▼
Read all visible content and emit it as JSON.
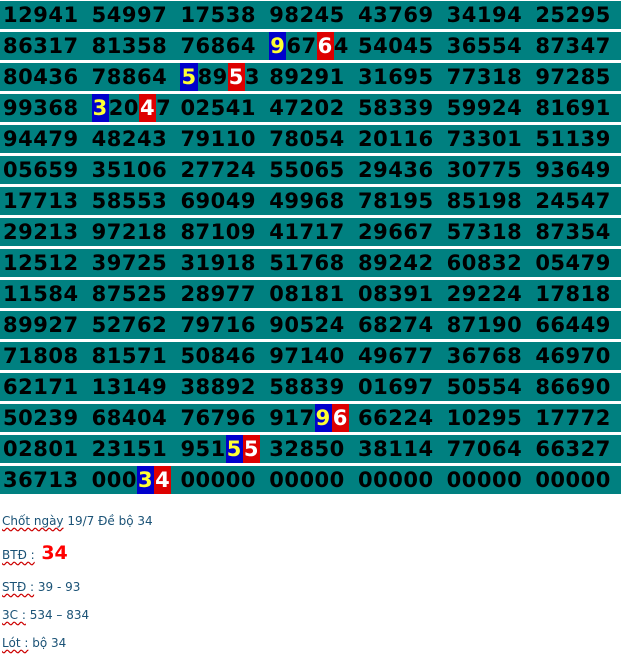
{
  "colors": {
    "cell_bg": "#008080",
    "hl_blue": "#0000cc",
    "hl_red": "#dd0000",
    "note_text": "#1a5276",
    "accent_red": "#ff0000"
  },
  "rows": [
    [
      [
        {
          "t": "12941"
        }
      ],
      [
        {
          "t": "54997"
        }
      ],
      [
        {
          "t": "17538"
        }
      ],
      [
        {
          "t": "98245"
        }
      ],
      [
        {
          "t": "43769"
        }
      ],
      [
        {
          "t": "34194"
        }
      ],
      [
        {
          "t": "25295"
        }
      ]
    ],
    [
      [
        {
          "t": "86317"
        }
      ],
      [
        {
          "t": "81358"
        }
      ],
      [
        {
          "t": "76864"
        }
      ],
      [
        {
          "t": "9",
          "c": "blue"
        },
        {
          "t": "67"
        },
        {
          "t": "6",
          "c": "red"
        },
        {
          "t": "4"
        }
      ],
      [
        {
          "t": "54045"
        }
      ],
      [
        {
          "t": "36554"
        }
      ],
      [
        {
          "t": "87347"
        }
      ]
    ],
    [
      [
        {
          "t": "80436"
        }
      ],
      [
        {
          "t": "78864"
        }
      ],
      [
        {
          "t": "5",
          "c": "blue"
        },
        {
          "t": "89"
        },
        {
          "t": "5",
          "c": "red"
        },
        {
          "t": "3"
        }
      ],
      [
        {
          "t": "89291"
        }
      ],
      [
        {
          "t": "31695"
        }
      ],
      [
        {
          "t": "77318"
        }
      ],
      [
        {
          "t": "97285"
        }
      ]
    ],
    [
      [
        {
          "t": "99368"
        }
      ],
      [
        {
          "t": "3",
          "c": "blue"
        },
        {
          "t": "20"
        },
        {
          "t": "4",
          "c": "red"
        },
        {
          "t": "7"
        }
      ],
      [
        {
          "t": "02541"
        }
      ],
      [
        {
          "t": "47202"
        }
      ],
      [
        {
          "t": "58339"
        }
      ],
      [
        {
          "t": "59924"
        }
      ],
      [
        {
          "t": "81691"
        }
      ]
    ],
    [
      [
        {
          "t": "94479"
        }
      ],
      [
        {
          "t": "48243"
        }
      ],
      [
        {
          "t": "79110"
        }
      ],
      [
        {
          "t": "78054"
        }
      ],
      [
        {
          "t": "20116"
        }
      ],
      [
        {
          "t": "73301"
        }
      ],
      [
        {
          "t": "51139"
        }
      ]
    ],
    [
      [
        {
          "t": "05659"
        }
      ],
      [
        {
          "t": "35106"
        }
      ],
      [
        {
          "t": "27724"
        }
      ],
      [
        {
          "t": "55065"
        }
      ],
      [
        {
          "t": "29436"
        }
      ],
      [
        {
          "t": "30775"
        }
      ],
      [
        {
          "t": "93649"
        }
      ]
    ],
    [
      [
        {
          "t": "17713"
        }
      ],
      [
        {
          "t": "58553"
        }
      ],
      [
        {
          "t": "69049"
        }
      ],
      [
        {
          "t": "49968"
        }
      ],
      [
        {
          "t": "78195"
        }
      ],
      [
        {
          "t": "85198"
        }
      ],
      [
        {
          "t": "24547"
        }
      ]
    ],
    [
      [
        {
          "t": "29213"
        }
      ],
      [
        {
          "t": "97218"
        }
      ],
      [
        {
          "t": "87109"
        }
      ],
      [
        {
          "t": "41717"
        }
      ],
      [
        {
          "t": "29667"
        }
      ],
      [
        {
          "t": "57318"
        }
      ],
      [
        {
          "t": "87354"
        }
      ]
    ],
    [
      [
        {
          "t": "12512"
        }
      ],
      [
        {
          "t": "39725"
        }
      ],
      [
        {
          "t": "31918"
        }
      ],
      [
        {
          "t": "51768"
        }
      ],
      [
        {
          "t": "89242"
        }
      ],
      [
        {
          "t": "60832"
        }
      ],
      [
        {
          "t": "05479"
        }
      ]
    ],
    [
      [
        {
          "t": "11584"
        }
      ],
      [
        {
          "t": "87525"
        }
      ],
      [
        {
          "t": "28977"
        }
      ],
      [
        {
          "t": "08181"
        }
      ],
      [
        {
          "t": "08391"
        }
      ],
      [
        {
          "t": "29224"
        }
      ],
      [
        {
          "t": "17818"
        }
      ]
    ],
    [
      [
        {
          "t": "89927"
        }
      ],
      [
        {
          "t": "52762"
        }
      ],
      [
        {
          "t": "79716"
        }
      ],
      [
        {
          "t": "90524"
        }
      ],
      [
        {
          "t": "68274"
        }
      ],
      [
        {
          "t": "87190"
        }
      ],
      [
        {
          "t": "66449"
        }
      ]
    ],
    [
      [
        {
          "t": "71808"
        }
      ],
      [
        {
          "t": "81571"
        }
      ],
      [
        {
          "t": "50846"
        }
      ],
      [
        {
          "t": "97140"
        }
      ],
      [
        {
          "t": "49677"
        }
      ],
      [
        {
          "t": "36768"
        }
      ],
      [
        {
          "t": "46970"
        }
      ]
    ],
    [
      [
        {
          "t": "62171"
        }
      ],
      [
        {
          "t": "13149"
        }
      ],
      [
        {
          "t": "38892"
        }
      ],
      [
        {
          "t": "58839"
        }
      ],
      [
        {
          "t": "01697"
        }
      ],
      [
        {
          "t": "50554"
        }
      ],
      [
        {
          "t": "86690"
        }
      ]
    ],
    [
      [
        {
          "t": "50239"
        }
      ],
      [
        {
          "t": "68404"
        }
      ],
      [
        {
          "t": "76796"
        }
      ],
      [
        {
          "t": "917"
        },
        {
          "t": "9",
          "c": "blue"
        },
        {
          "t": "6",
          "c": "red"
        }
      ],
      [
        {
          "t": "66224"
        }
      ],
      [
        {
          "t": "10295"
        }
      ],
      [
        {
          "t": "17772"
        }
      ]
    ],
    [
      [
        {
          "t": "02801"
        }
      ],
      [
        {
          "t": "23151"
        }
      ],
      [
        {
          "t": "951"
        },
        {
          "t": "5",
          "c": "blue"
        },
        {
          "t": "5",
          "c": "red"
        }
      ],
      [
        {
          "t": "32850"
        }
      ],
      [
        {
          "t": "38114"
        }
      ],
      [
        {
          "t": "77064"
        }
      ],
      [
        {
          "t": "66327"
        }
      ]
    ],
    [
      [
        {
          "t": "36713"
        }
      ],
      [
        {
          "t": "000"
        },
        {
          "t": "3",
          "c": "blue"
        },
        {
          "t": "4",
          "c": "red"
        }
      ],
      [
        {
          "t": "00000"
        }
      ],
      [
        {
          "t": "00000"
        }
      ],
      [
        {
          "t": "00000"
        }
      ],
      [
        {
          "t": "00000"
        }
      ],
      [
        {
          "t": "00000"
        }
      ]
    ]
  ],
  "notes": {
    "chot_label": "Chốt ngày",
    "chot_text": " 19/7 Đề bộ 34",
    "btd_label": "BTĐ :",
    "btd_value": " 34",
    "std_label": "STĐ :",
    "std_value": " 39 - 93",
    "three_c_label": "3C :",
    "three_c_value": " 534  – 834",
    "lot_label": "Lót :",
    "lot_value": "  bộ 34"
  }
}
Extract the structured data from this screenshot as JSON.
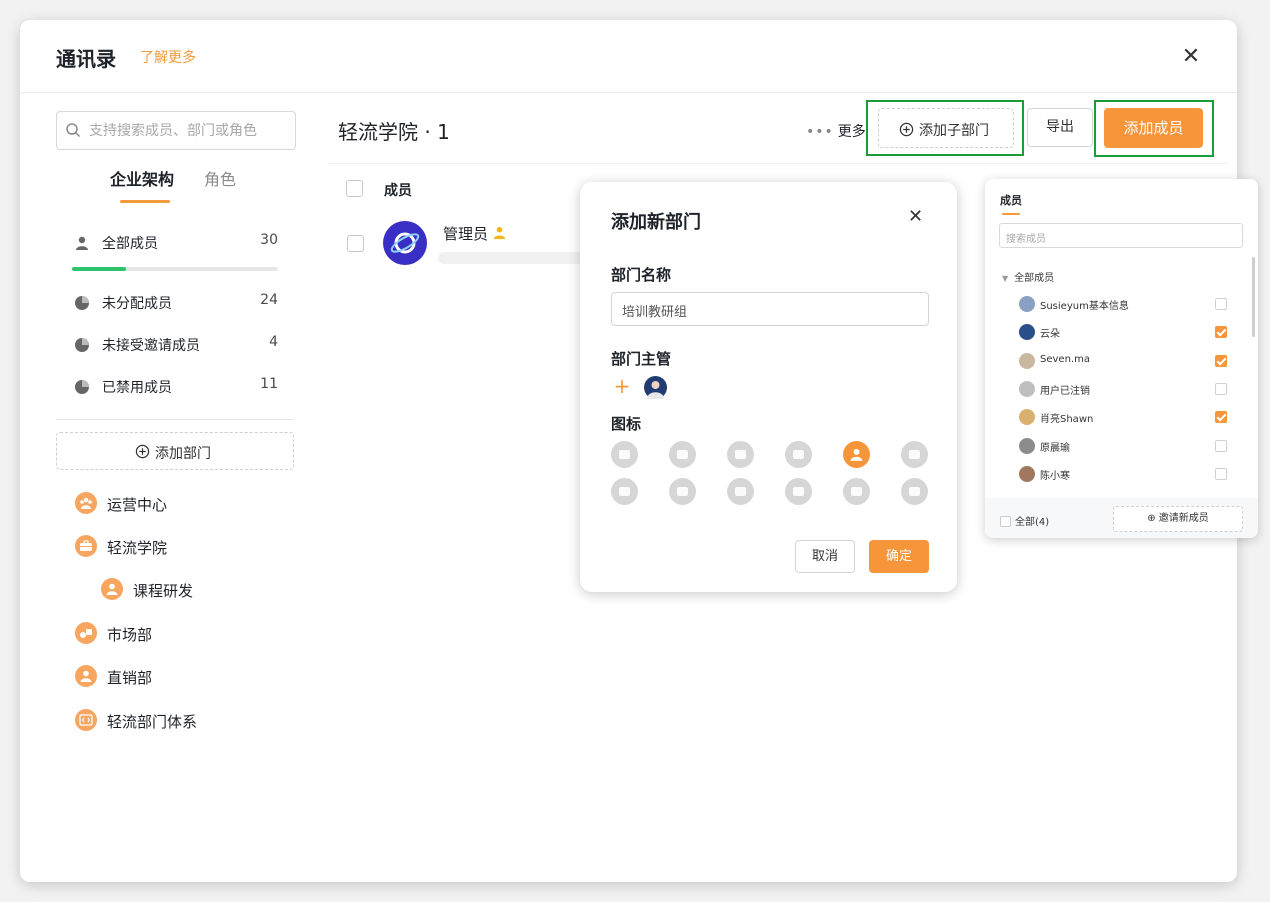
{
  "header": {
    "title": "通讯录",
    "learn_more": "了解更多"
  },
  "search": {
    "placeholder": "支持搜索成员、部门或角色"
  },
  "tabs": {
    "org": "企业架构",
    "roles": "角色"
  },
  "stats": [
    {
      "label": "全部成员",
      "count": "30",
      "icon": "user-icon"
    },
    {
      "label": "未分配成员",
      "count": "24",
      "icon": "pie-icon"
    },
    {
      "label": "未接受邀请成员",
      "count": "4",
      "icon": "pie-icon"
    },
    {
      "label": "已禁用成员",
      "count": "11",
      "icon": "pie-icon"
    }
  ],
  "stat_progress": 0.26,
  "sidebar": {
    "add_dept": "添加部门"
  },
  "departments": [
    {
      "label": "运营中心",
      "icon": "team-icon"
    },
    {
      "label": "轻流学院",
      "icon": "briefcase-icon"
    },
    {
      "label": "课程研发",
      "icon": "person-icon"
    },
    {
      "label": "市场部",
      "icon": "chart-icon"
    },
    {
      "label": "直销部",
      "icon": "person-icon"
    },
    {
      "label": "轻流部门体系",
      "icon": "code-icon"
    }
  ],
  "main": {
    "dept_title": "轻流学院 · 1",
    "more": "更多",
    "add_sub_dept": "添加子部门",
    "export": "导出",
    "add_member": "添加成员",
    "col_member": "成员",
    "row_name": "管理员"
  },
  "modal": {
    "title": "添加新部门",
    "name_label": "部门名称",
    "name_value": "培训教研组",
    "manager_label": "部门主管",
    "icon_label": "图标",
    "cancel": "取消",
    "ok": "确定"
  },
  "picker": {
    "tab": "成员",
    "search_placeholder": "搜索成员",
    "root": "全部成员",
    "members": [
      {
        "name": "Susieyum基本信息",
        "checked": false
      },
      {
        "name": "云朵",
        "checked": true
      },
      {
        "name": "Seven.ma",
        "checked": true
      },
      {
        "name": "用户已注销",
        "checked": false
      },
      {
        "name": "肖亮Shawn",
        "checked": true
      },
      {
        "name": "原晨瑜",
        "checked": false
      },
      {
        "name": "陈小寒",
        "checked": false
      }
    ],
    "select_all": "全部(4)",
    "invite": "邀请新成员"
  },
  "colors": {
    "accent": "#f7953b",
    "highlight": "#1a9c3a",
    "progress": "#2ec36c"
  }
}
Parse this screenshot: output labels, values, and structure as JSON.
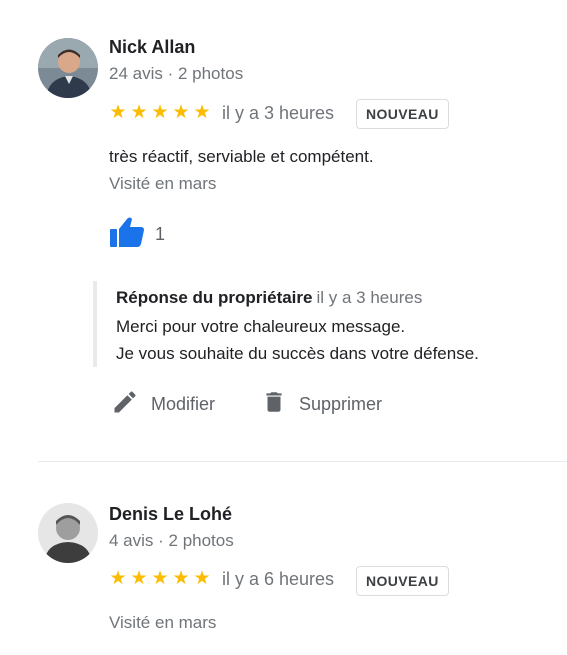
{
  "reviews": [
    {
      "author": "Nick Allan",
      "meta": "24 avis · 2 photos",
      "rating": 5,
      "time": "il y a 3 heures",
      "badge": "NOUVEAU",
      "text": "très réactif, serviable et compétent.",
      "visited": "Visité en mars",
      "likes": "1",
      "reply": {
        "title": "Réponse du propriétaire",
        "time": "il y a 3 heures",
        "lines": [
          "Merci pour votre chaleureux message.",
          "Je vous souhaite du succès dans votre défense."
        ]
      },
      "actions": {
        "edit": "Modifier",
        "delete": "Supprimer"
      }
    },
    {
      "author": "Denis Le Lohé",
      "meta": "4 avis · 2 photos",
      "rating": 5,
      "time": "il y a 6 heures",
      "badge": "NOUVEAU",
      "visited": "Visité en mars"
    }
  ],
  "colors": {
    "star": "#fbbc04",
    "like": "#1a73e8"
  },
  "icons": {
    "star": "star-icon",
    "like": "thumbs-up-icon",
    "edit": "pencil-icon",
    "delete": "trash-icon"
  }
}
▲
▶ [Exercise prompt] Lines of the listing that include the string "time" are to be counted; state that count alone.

▶ [Solution to this problem] 3